(Dataset items)
----------
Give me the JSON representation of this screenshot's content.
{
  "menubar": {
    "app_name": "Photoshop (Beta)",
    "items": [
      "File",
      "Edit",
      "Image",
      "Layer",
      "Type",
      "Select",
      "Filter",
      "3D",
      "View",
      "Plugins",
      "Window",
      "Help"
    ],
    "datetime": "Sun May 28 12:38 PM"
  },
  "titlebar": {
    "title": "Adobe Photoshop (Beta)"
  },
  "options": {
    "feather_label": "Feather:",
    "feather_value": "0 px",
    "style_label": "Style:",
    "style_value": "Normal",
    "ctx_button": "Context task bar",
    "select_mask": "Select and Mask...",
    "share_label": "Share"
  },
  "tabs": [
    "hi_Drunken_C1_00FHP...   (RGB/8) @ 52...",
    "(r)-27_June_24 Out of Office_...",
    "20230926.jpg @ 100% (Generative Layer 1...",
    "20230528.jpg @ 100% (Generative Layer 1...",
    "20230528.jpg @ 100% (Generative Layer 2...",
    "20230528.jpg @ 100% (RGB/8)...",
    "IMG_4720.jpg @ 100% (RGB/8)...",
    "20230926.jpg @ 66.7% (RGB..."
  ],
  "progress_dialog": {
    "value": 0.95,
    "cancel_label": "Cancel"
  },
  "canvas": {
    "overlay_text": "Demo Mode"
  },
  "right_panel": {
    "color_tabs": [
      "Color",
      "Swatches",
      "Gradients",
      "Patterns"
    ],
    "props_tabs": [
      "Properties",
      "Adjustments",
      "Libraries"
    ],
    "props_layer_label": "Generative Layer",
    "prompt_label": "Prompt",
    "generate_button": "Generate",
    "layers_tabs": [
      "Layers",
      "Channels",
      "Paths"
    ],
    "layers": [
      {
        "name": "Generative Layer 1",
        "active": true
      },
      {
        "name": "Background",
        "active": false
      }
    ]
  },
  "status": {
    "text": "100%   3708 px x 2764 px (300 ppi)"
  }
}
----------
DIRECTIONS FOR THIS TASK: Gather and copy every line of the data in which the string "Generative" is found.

EXPECTED OUTPUT:
    "20230926.jpg @ 100% (Generative Layer 1...",
    "20230528.jpg @ 100% (Generative Layer 1...",
    "20230528.jpg @ 100% (Generative Layer 2...",
    "props_layer_label": "Generative Layer",
        "name": "Generative Layer 1",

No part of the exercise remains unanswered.